Should a line in the entries below contain "Palete", return that line.

★ ★ ★

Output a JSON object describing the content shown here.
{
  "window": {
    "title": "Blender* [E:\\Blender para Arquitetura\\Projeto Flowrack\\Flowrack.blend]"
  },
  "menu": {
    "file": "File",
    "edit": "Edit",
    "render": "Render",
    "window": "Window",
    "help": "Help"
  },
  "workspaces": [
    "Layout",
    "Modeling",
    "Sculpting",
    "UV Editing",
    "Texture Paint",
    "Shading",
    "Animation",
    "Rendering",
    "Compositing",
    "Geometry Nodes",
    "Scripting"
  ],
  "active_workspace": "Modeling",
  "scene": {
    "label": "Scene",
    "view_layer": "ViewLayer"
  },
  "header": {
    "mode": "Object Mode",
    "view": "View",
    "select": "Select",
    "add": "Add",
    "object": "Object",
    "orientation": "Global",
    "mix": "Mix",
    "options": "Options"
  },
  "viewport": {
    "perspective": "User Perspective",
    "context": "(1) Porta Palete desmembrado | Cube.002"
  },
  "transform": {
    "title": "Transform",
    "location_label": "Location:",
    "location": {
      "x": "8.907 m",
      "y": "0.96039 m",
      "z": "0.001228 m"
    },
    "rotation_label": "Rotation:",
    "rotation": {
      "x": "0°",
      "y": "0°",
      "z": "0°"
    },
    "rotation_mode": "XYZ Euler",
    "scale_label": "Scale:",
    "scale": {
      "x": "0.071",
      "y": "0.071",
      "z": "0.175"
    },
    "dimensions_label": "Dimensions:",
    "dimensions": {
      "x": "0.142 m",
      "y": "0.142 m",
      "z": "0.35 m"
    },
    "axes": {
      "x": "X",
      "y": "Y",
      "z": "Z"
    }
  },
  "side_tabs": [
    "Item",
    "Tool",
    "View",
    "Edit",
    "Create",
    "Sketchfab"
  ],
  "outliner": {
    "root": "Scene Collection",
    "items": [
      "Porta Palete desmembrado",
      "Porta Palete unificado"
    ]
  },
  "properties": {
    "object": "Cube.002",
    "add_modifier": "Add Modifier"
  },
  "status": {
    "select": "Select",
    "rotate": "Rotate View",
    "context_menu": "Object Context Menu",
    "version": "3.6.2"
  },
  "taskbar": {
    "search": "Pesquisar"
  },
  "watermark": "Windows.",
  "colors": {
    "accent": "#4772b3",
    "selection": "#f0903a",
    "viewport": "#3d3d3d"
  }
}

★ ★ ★

■ Written response
    "context": "(1) Porta Palete desmembrado | Cube.002"
      "Porta Palete desmembrado",
      "Porta Palete unificado"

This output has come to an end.